According to trade body the Entertainment Retailers Association, video games already account for more than 51% of all UK entertainment revenue and at a value of £3.9 billion are worth more than the music and video sectors combined.
But is Bidstack still too far ahead of the market? Is it trying to exploit a niche that does not yet exist?
One quote from the trading update will give new potential investors pause. Admitting the lack of success is “frustrating for investors”, Bidstack pleaded for more time, saying:
“The addressable market for video game advertising will go through a period of substantial change over the next three to five years.
“Giving the world’s leading advertising agencies the comfort to buy and report on this new inventory takes time and the Board believes further building blocks are still required before those revenues can be fully exploited.”
Regulatory headaches could still be on the horizon, along with all of this opportunity. The markets seems to be pricing Bidstack sensibly at the moment given the potentially vast cost of navigating advertising regulation that is still being written.
Can investors afford to tie up their capital for five years or more while the market catches up?
There is light at the end of the tunnel. December 2019 saw Bidstack unveil what could be a life-saving two-year deal with an unnamed global marketing services group, starting on 1 January 2020 which agreed £10 million of spending per year until 2022.
Draper — who is holding it all together at the moment — said he felt for investors and was disappointed none of the revenue would be recognisable in 2019, but the deal represented “a huge milestone” for both the company and implicitly for those who have kept their powder dry and held on to Bidstack shares.

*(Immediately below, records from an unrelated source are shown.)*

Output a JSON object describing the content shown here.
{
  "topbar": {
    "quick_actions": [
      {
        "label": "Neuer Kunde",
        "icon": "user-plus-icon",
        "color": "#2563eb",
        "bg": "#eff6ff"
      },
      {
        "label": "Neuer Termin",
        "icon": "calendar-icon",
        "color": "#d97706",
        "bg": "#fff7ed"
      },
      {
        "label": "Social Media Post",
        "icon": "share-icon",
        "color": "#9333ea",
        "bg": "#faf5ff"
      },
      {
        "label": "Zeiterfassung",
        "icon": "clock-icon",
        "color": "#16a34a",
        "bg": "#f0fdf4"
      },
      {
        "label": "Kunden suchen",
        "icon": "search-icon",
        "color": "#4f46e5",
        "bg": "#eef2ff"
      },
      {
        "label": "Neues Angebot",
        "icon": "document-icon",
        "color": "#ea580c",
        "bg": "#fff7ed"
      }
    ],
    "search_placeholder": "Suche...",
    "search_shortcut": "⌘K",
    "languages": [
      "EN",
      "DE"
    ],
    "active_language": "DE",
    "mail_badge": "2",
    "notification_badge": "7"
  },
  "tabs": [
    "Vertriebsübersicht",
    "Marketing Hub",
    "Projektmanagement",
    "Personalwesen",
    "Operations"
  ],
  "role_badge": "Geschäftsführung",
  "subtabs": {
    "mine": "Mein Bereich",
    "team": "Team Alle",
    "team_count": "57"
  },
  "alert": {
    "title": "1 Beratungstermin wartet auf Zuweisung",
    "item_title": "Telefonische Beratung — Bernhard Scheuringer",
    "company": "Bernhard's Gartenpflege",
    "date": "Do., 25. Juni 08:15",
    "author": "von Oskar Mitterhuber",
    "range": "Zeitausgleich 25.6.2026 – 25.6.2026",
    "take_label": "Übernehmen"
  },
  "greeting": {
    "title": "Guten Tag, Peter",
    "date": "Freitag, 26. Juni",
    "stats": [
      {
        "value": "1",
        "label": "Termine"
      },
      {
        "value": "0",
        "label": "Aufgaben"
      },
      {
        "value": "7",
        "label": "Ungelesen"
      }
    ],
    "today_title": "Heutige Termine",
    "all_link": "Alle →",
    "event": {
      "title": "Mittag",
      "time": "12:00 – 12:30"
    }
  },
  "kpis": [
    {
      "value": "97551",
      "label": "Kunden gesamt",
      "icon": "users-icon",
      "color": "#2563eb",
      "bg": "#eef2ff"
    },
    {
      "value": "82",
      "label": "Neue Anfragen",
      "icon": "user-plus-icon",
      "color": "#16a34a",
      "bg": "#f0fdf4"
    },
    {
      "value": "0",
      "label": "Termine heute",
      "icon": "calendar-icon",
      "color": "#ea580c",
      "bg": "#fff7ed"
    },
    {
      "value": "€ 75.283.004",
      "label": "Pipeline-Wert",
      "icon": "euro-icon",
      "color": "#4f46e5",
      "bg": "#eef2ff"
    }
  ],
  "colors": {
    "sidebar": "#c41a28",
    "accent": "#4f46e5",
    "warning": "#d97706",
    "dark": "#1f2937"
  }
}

Investing in the AIM market is a marathon and not a sprint, and requires faith, above all.